Jazz has long been labeled "America's classical music," but what happened when jazz was displaced from its native land, leaving swing and the blues behind? In his new book Northern Sun, Southern Moon: Europe's Reinvention of Jazz, Mike Heffley examines how, after the creators of so-called "free jazz"--Ornette Coleman, John Coltrane, and Anthony Braxton, among others--liberated American jazz from its western ties, European musicians found their own distinctive voices and created a vital, innovative, and independent jazz culture.
"You have to hand it to Heffley," says David Yaffe in the latest issue of The Nation. "This is a man who knows his von Schlippenbach, his Jost, his Kowald. European jazz is certainly a subject important enough to justify substantial scholarly heavy lifting, and for anyone who wants to understand it, this is the definitive study."

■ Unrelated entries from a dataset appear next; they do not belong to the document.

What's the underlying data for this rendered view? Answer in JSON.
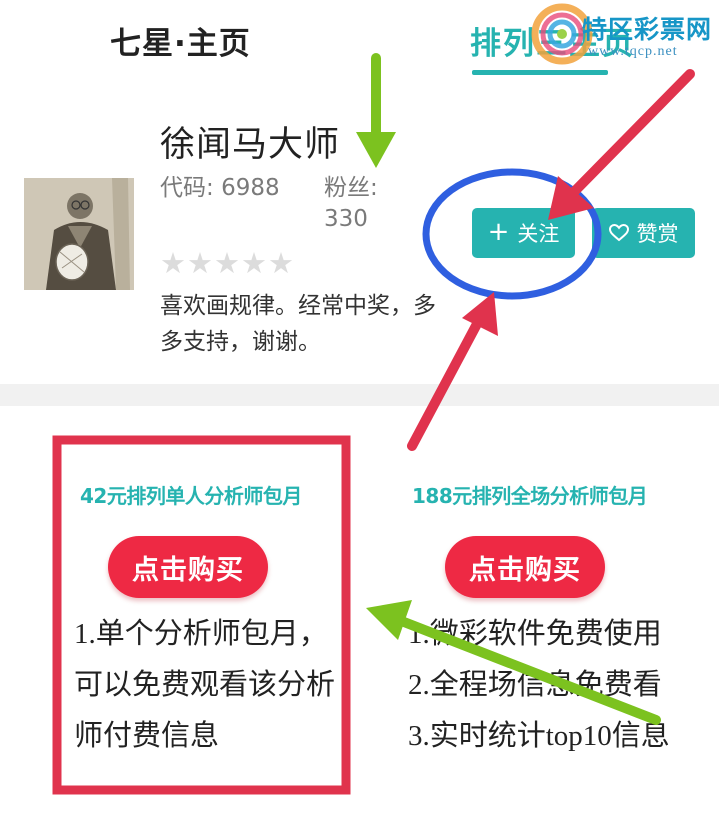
{
  "tabs": {
    "home": "七星·主页",
    "rank": "排列三主页"
  },
  "watermark": {
    "title": "特区彩票网",
    "url": "www.tqcp.net"
  },
  "profile": {
    "name": "徐闻马大师",
    "code_label": "代码:",
    "code_value": "6988",
    "fans_label": "粉丝:",
    "fans_value": "330",
    "rating": 0,
    "rating_max": 5,
    "stars": "★★★★★",
    "bio": "喜欢画规律。经常中奖，多多支持，谢谢。",
    "follow_label": "关注",
    "follow_icon": "plus-icon",
    "reward_label": "赞赏",
    "reward_icon": "heart-icon"
  },
  "plans": [
    {
      "title": "42元排列单人分析师包月",
      "buy_label": "点击购买",
      "features": [
        "1.单个分析师包月，",
        "可以免费观看该分析",
        "师付费信息"
      ]
    },
    {
      "title": "188元排列全场分析师包月",
      "buy_label": "点击购买",
      "features": [
        "1.微彩软件免费使用",
        "2.全程场信息免费看",
        "3.实时统计top10信息"
      ]
    }
  ],
  "colors": {
    "accent": "#26b3b0",
    "buy": "#ee2944",
    "annotation_red": "#e0334d",
    "annotation_green": "#7cc21f",
    "annotation_blue": "#2f5fe0"
  }
}
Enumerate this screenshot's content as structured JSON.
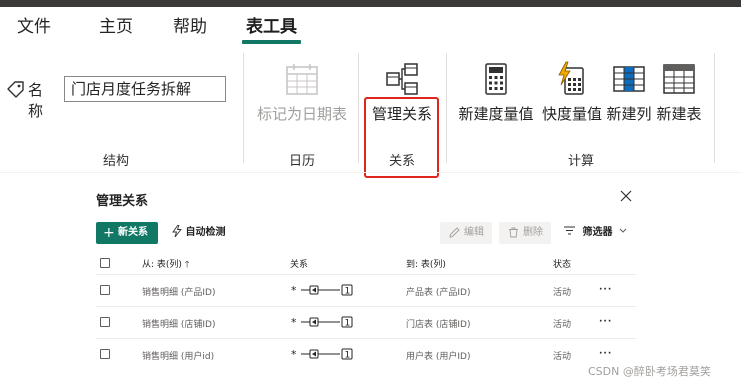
{
  "menu": {
    "file": "文件",
    "home": "主页",
    "help": "帮助",
    "table_tools": "表工具"
  },
  "ribbon": {
    "name_label": "名称",
    "name_value": "门店月度任务拆解",
    "mark_date_table": "标记为日期表",
    "manage_relationships": "管理关系",
    "new_measure": "新建度量值",
    "quick_measure": "快度量值",
    "new_column": "新建列",
    "new_table": "新建表",
    "groups": {
      "structure": "结构",
      "calendar": "日历",
      "relationships": "关系",
      "calculations": "计算"
    }
  },
  "dialog": {
    "title": "管理关系",
    "new_relationship": "新关系",
    "auto_detect": "自动检测",
    "edit": "编辑",
    "delete": "删除",
    "filter": "筛选器",
    "columns": {
      "from": "从: 表(列)",
      "relationship": "关系",
      "to": "到: 表(列)",
      "state": "状态"
    },
    "rows": [
      {
        "from": "销售明细 (产品ID)",
        "cardinality_from": "*",
        "cardinality_to": "1",
        "to": "产品表 (产品ID)",
        "state": "活动",
        "more": "···"
      },
      {
        "from": "销售明细 (店铺ID)",
        "cardinality_from": "*",
        "cardinality_to": "1",
        "to": "门店表 (店铺ID)",
        "state": "活动",
        "more": "···"
      },
      {
        "from": "销售明细 (用户id)",
        "cardinality_from": "*",
        "cardinality_to": "1",
        "to": "用户表 (用户ID)",
        "state": "活动",
        "more": "···"
      }
    ]
  },
  "watermark": "CSDN @醉卧考场君莫笑",
  "colors": {
    "accent": "#117865",
    "highlight": "#e0261c",
    "disabled": "#a19f9d"
  }
}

In the most recent issue of BookForum, Stephanie Hanson lauds the book's "commendable effort to rectify the scholarly silence on European free jazz." Heffley, she says, "marshals an impressive roster of French and German primary source documents and extensive musician interviews...[that] are uniformly excellent."